You shouldn’t have to write your check out to the agency, rather to the printing company directly.

However, this scam does not apply to only the modelling profession, it will also apply to actors, dancers, singers etc.

While transferring hard copy files from the dinky cabinet to the new, shiny monster occupying the corner of my office, I came across a draft pitch sheet with some old novel ideas, like this one:

Hell on Wheels

Paraplegic Mike Anderson becomes stranded during a vacation rafting expedition for the handicapped on the American River. His only help is a newly-blind woman, former neurosurgeon Rebecca Stark. [Stuff happens, they survive.] Back in Florida Keys, Mike helps Becca accept the disability that ended her career, while she secretly arranges for an operation that may restore the use of Mike’s legs [twist: Becca’s eyesight is restored, Mike remains in the chair.] ECD: mid-2002

In those days I always took a pitch sheet with me to any publisher event (something I made a habit of after being cornered by Gina Centrello at a national conference and going completely blank-headed.) At the bottom of this particular sheet I wrote: “Polish, keep in purse.” That came in handy later, when my editor took me out to dinner and asked me what else I was thinking about writing next.

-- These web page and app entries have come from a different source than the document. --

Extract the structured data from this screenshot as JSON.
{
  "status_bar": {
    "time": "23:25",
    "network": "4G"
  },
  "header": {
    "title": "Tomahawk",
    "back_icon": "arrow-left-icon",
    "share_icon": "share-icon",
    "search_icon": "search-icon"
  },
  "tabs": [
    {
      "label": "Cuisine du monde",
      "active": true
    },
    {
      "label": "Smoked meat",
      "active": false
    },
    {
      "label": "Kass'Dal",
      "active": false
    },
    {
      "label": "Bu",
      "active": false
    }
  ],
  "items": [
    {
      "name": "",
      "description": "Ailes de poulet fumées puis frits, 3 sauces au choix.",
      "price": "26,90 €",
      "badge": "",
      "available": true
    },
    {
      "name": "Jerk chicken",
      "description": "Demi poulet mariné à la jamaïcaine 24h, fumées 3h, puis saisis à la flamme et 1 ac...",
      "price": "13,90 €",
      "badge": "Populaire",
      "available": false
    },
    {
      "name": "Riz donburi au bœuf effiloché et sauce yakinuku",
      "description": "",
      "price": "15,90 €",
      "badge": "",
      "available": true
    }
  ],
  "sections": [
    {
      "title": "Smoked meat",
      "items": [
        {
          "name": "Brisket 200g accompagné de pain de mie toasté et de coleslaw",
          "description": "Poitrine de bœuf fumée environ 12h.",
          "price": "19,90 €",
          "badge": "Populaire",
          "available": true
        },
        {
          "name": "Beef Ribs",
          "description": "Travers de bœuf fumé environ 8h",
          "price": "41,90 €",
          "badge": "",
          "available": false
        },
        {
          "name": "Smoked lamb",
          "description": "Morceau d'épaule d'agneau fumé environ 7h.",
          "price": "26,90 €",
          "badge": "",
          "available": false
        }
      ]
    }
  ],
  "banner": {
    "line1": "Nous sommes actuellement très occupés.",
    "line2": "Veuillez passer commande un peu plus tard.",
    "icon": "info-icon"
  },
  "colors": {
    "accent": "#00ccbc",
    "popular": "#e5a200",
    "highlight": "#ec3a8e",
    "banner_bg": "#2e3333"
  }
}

I made her laugh when I took the polished version out of my purse and simply handed it to her.

Hell on Wheels was my favorite of the eight premises I pitched to her that night. I had wanted to do a book featuring Mike Anderson, a wheelchair-bound secondary character from my first romance, Paradise Island. I was advised by a RWA friend that the idea it would not fly because both of the main characters were not beautiful, perfect, abled people. I figured that was its strong point.

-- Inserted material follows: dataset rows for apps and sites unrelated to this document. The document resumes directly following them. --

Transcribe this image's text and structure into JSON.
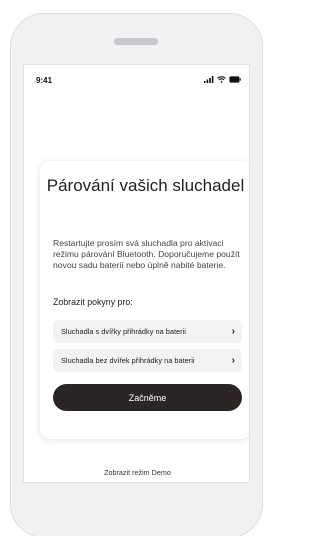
{
  "status_bar": {
    "time": "9:41",
    "icons": [
      "signal-icon",
      "wifi-icon",
      "battery-icon"
    ]
  },
  "card": {
    "title": "Párování vašich sluchadel",
    "description": "Restartujte prosím svá sluchadla pro aktivaci režimu párování Bluetooth. Doporučujeme použít novou sadu baterií nebo úplně nabité baterie.",
    "section_label": "Zobrazit pokyny pro:",
    "options": [
      {
        "label": "Sluchadla s dvířky přihrádky na baterii",
        "icon": "chevron-right-icon"
      },
      {
        "label": "Sluchadla bez dvířek přihrádky na baterii",
        "icon": "chevron-right-icon"
      }
    ],
    "primary_button": "Začněme"
  },
  "footer": {
    "demo_link": "Zobrazit režim Demo"
  },
  "colors": {
    "primary_button_bg": "#2b2525",
    "option_bg": "#f2f2f4",
    "phone_shell": "#f1f1f3"
  }
}
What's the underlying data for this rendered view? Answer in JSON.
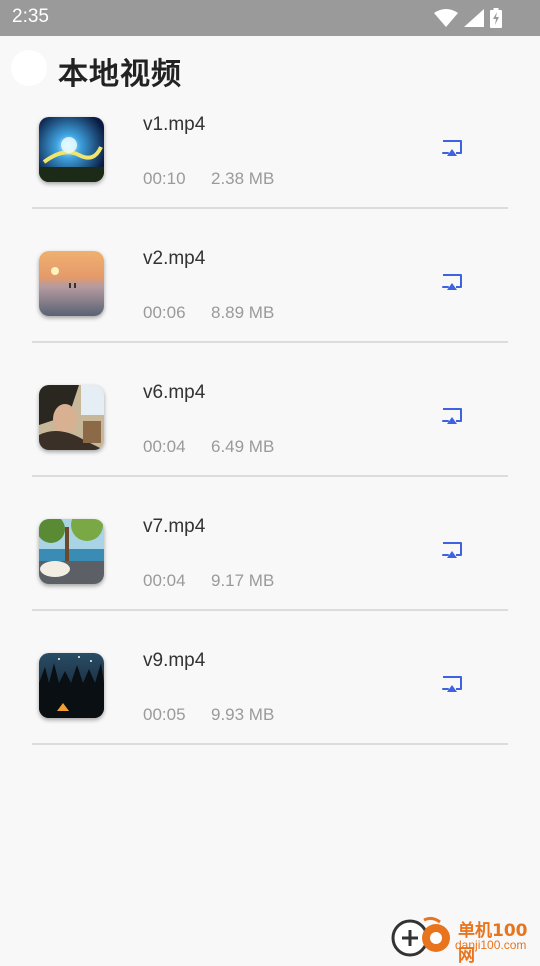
{
  "status_bar": {
    "time": "2:35",
    "icons": [
      "wifi-icon",
      "cellular-signal-icon",
      "battery-charging-icon"
    ]
  },
  "header": {
    "title": "本地视频"
  },
  "colors": {
    "accent": "#3f63e0",
    "status_bar": "#9a9a9a",
    "background": "#f8f8f8",
    "watermark": "#e8741e"
  },
  "videos": [
    {
      "name": "v1.mp4",
      "duration": "00:10",
      "size": "2.38 MB",
      "action_icon": "cast-icon"
    },
    {
      "name": "v2.mp4",
      "duration": "00:06",
      "size": "8.89 MB",
      "action_icon": "cast-icon"
    },
    {
      "name": "v6.mp4",
      "duration": "00:04",
      "size": "6.49 MB",
      "action_icon": "cast-icon"
    },
    {
      "name": "v7.mp4",
      "duration": "00:04",
      "size": "9.17 MB",
      "action_icon": "cast-icon"
    },
    {
      "name": "v9.mp4",
      "duration": "00:05",
      "size": "9.93 MB",
      "action_icon": "cast-icon"
    }
  ],
  "watermark": {
    "title": "单机100网",
    "url": "danji100.com"
  }
}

But my friend was right — my editor didn’t like handicapped heroes or heroines, or the idea that the ending was (in her view) less than happy for one of them. She nixed all seven of the other premises, too. Some were better (as in more mainstream, less risky) than Mike’s story, so it puzzled me.

I found out why when the editor told me the publisher only wanted me to continue the storyline from the trilogy I’d just wrapped up that June. Wrapped up as in finished, done, over, no more stories. Being the cooperative soul that I am, I went home, filed away all my new ideas in my unwritten archives and wrote up what they wanted. Those books became the Jessica Hall novels, which made my publisher happy and added greatly to the savings account.

Stuff happens. You adapt, you compromise, you keep working. Or you don’t. Those are the choices we sometimes have to make between creating art and making a living.

What’s in your unwritten archives?

 If you thought your vid was bad, take a look at this idiot!

Insane Biker

If this guy is still alive, contact us

Next Page »

Go to the Blog and have your say!

The Talented Cafe is linked to
Compnix & the Ancestral Trail Project